'I'm not surprised at where I am': Federer
Many may be surprised by the untroubled progress of Switzerland's Roger Federer towards becoming the oldest US Open champion in almost half a century, but not Federer himself.
The 34-year-old has glided into the semifinals, where he will face fellow compatriot Stan Wawrinka on Friday.
It will be his 10th New York semi-final as the five-time champion targets a record sixth US Open and 18th Grand Slam title.
"For many years I have tried to look at the big picture to hopefully still be playing at a high level at this age," said Federer, who would be the oldest winner of the US Open since Ken Rosewall in 1970.
"So in some ways I am not surprised I am playing as well as I am."
Federer has not won a major since his seventh Wimbledon title in 2012, but came into the US Open on the back of a seventh Cincinnati title, defeating world number one Novak Djokovic in the final.
It was his 87th career title and pushed his on-court earnings to almost $94 million.
His form in New York has been just as impressive, dropping serve just twice and not yet having lost a set.
Despite his Grand Slam title drought — the longest of his career — Federer has not been afraid to keep innovating.
In recent years, he has experimented with a larger racquet, brought in former world number one Stefan Edberg to work alongside long-time coach Severin Luthi and radically altered his playing schedule.
The US Open is only his 13th tournament of the year.
He has also invented a new tactic, the 'SABR' or 'Sneak Attack By Roger,' which is his chip-and-charge on an opponent's second serve.
After his 87-minute quarterfinal demolition of Richard Gasquet on Thursday, Federer also said he was sleeping more — up to ten hours a day — to
maintain his competitive level.
"I think I have worked on my game moving forward, have been able to take the ball earlier," he said when asked to explain his longevity.
"I think I'm volleying better than I have the last ten years. It's all about keeping yourself in shape and staying injury-free. And motivated.
"I've played so well over the last one-and-a-half years. I don't feel like I'm as old as I am. I still feel young."
Federer has come close to adding to his 17 majors.
He made the final at Wimbledon in the last two seasons, only to be denied on both occasions by Djokovic.
Federer's stunning semifinal rout of Andy Murray at the All England Club also had the sport drooling.
At this year's US Open, Federer has seen world number three Murray knocked out in the fourth round as the British star saw his run of 18 consecutive Grand Slam appearances come to an end.
Old nemesis Rafael Nadal fared even worse, a third-round loss his earliest exit in a decade.
The threat from Djokovic, who plays defending champion Marin Cilic in Friday night's other semifinal, remains real.

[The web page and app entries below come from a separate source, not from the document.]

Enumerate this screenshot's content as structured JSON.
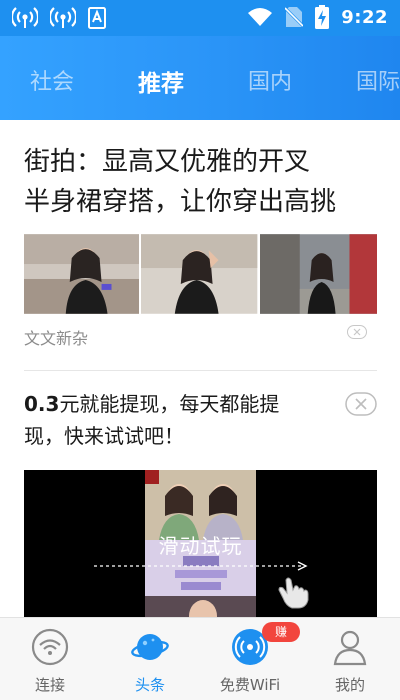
{
  "status_bar": {
    "time": "9:22",
    "icons_left": [
      "wifi-hotspot-icon",
      "wifi-hotspot-icon",
      "keyboard-a-icon"
    ],
    "icons_right": [
      "wifi-signal-icon",
      "no-sim-icon",
      "battery-charging-icon"
    ]
  },
  "tabs": [
    {
      "label": "社会",
      "active": false
    },
    {
      "label": "推荐",
      "active": true
    },
    {
      "label": "国内",
      "active": false
    },
    {
      "label": "国际",
      "active": false
    }
  ],
  "article": {
    "title_line1": "街拍：显高又优雅的开叉",
    "title_line2": "半身裙穿搭，让你穿出高挑",
    "source": "文文新杂"
  },
  "ad": {
    "amount": "0.3",
    "title_rest_line1": "元就能提现，每天都能提",
    "title_line2": "现，快来试试吧！",
    "video_label": "滑动试玩"
  },
  "bottom_nav": [
    {
      "label": "连接",
      "icon": "wifi-connect-icon",
      "active": false
    },
    {
      "label": "头条",
      "icon": "planet-icon",
      "active": true
    },
    {
      "label": "免费WiFi",
      "icon": "free-wifi-icon",
      "active": false,
      "badge": "赚"
    },
    {
      "label": "我的",
      "icon": "user-profile-icon",
      "active": false
    }
  ],
  "colors": {
    "brand_blue": "#1e90f0",
    "badge_red": "#f2453d"
  }
}
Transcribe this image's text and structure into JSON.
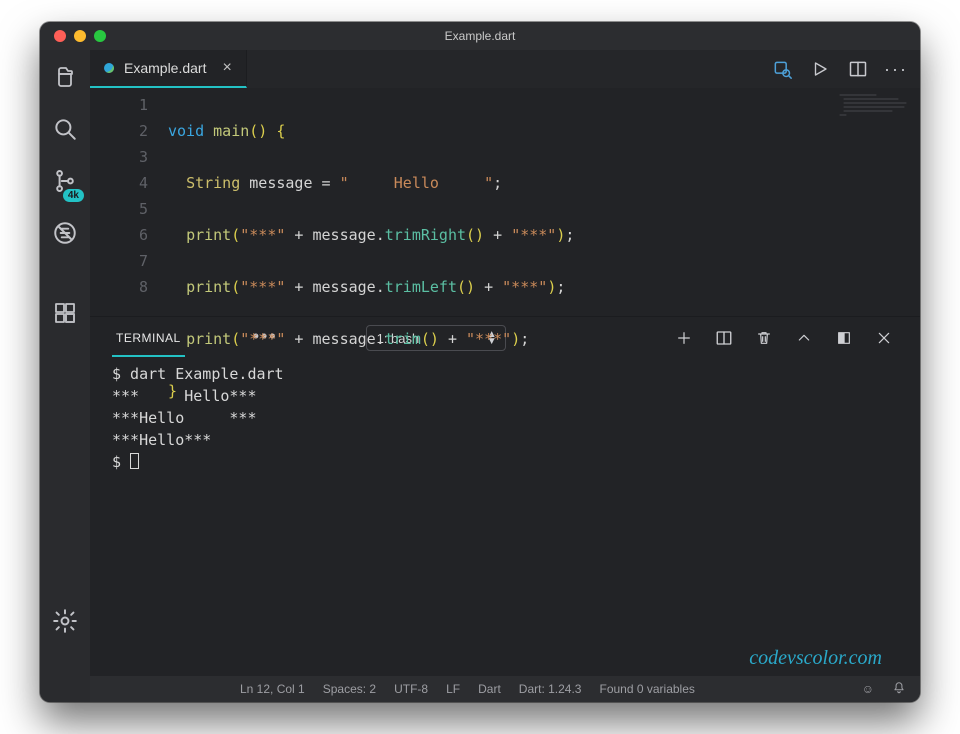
{
  "window": {
    "title": "Example.dart"
  },
  "traffic": {
    "close": "#ff5f57",
    "min": "#febc2e",
    "max": "#28c840"
  },
  "tab": {
    "label": "Example.dart"
  },
  "activity": {
    "badge": "4k"
  },
  "code": {
    "lines": [
      "1",
      "2",
      "3",
      "4",
      "5",
      "6",
      "7",
      "8"
    ],
    "l1_kw": "void",
    "l1_fn": "main",
    "l1_rest": "() ",
    "l2_type": "String",
    "l2_id": " message ",
    "l2_eq": "= ",
    "l2_str": "\"     Hello     \"",
    "l3_fn": "print",
    "l3_s1": "\"***\"",
    "l3_plus": " + ",
    "l3_msg": "message",
    "l3_dot": ".",
    "l3_m": "trimRight",
    "l3_par": "()",
    "l3_s2": "\"***\"",
    "l4_m": "trimLeft",
    "l5_m": "trim",
    "brace_o": "{",
    "brace_c": "}",
    "semi": ";"
  },
  "panel": {
    "tab": "TERMINAL",
    "select": "1: bash"
  },
  "terminal": {
    "l1": "$ dart Example.dart",
    "l2": "***     Hello***",
    "l3": "***Hello     ***",
    "l4": "***Hello***",
    "l5": "$ "
  },
  "status": {
    "pos": "Ln 12, Col 1",
    "spaces": "Spaces: 2",
    "enc": "UTF-8",
    "eol": "LF",
    "lang": "Dart",
    "sdk": "Dart: 1.24.3",
    "vars": "Found 0 variables"
  },
  "watermark": "codevscolor.com"
}
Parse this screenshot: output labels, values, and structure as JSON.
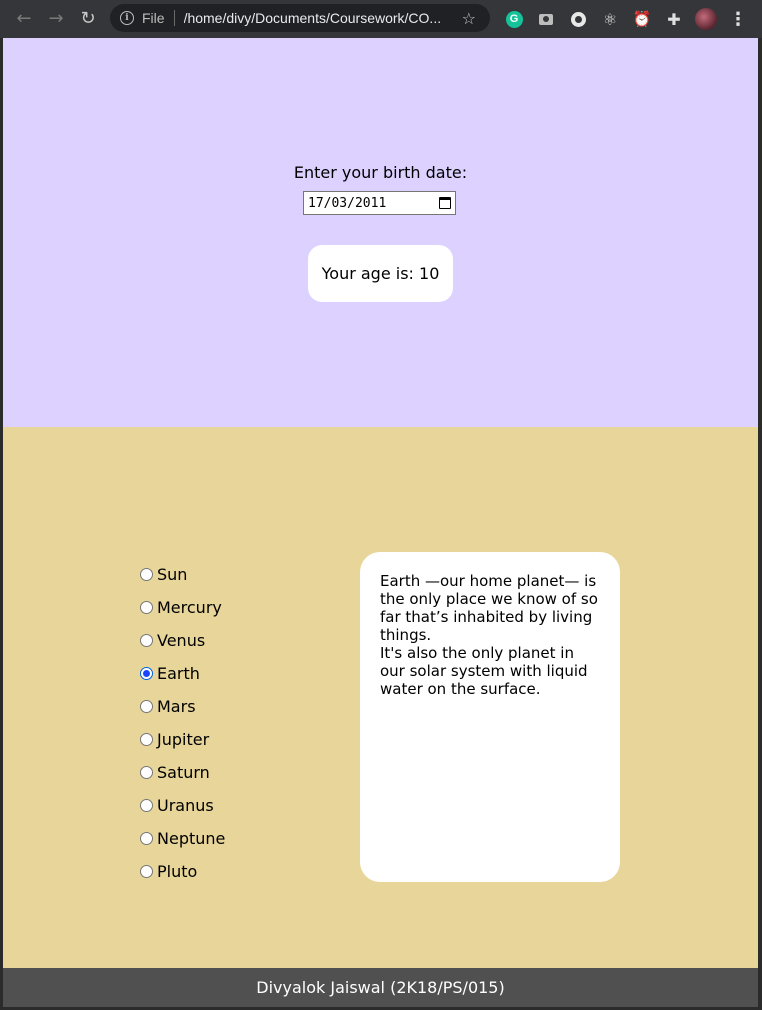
{
  "browser": {
    "back_icon": "←",
    "forward_icon": "→",
    "reload_icon": "↻",
    "scheme": "File",
    "url": "/home/divy/Documents/Coursework/CO...",
    "star_icon": "☆",
    "react_icon": "⚛",
    "alarm_icon": "⏰",
    "puzzle_icon": "✚",
    "menu_icon": "⋮",
    "grammarly_letter": "G"
  },
  "age": {
    "label": "Enter your birth date:",
    "date_value": "17/03/2011",
    "result_label": "Your age is: ",
    "result_value": "10"
  },
  "planets": {
    "items": [
      {
        "label": "Sun",
        "checked": false
      },
      {
        "label": "Mercury",
        "checked": false
      },
      {
        "label": "Venus",
        "checked": false
      },
      {
        "label": "Earth",
        "checked": true
      },
      {
        "label": "Mars",
        "checked": false
      },
      {
        "label": "Jupiter",
        "checked": false
      },
      {
        "label": "Saturn",
        "checked": false
      },
      {
        "label": "Uranus",
        "checked": false
      },
      {
        "label": "Neptune",
        "checked": false
      },
      {
        "label": "Pluto",
        "checked": false
      }
    ],
    "info_line1": "Earth —our home planet— is the only place we know of so far that’s inhabited by living things.",
    "info_line2": "It's also the only planet in our solar system with liquid water on the surface."
  },
  "footer": {
    "text": "Divyalok Jaiswal (2K18/PS/015)"
  },
  "colors": {
    "age_bg": "#ddd2ff",
    "planet_bg": "#e7d59a",
    "footer_bg": "#505050"
  }
}
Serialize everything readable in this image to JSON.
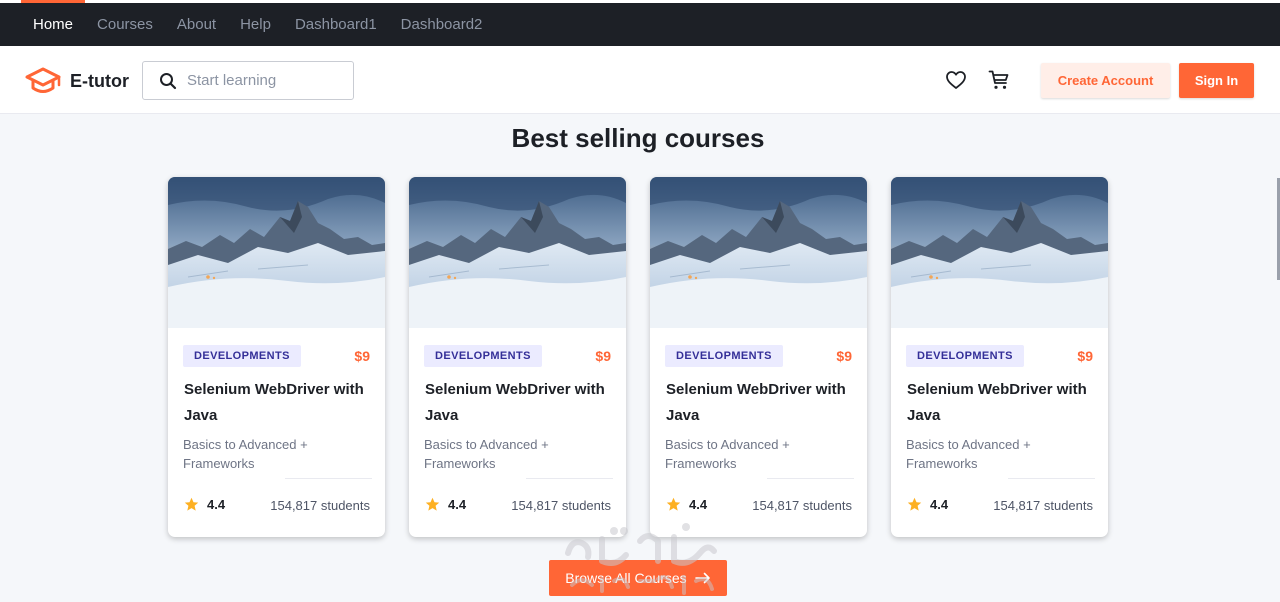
{
  "topnav": {
    "items": [
      {
        "label": "Home",
        "active": true
      },
      {
        "label": "Courses",
        "active": false
      },
      {
        "label": "About",
        "active": false
      },
      {
        "label": "Help",
        "active": false
      },
      {
        "label": "Dashboard1",
        "active": false
      },
      {
        "label": "Dashboard2",
        "active": false
      }
    ]
  },
  "header": {
    "logo_text": "E-tutor",
    "search_placeholder": "Start learning",
    "create_account_label": "Create Account",
    "sign_in_label": "Sign In",
    "icons": [
      "heart-icon",
      "cart-icon",
      "search-icon",
      "graduation-cap-icon"
    ]
  },
  "section": {
    "title": "Best selling courses",
    "browse_label": "Browse All Courses",
    "browse_icon": "arrow-right-icon"
  },
  "courses": [
    {
      "category": "DEVELOPMENTS",
      "price": "$9",
      "title": "Selenium WebDriver with Java",
      "subtitle": "Basics to Advanced + Frameworks",
      "rating": "4.4",
      "students": "154,817 students"
    },
    {
      "category": "DEVELOPMENTS",
      "price": "$9",
      "title": "Selenium WebDriver with Java",
      "subtitle": "Basics to Advanced + Frameworks",
      "rating": "4.4",
      "students": "154,817 students"
    },
    {
      "category": "DEVELOPMENTS",
      "price": "$9",
      "title": "Selenium WebDriver with Java",
      "subtitle": "Basics to Advanced + Frameworks",
      "rating": "4.4",
      "students": "154,817 students"
    },
    {
      "category": "DEVELOPMENTS",
      "price": "$9",
      "title": "Selenium WebDriver with Java",
      "subtitle": "Basics to Advanced + Frameworks",
      "rating": "4.4",
      "students": "154,817 students"
    }
  ],
  "colors": {
    "primary": "#ff6636",
    "primary_light": "#ffeee8",
    "dark": "#1d2026",
    "badge_bg": "#ebebff",
    "badge_text": "#342f98",
    "star": "#fd8e1f"
  }
}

However, the Serb has endured a roller-coaster tournament, needing four sets to see off Spaniards Roberto Bautista Agut and Feliciano Lopez.
The odds are on a potentially classic final between Australian Open and Wimbledon winner Djokovic and Federer on Sunday.
It will be too tight to call.
They have met 41 times with Federer leading 21-20.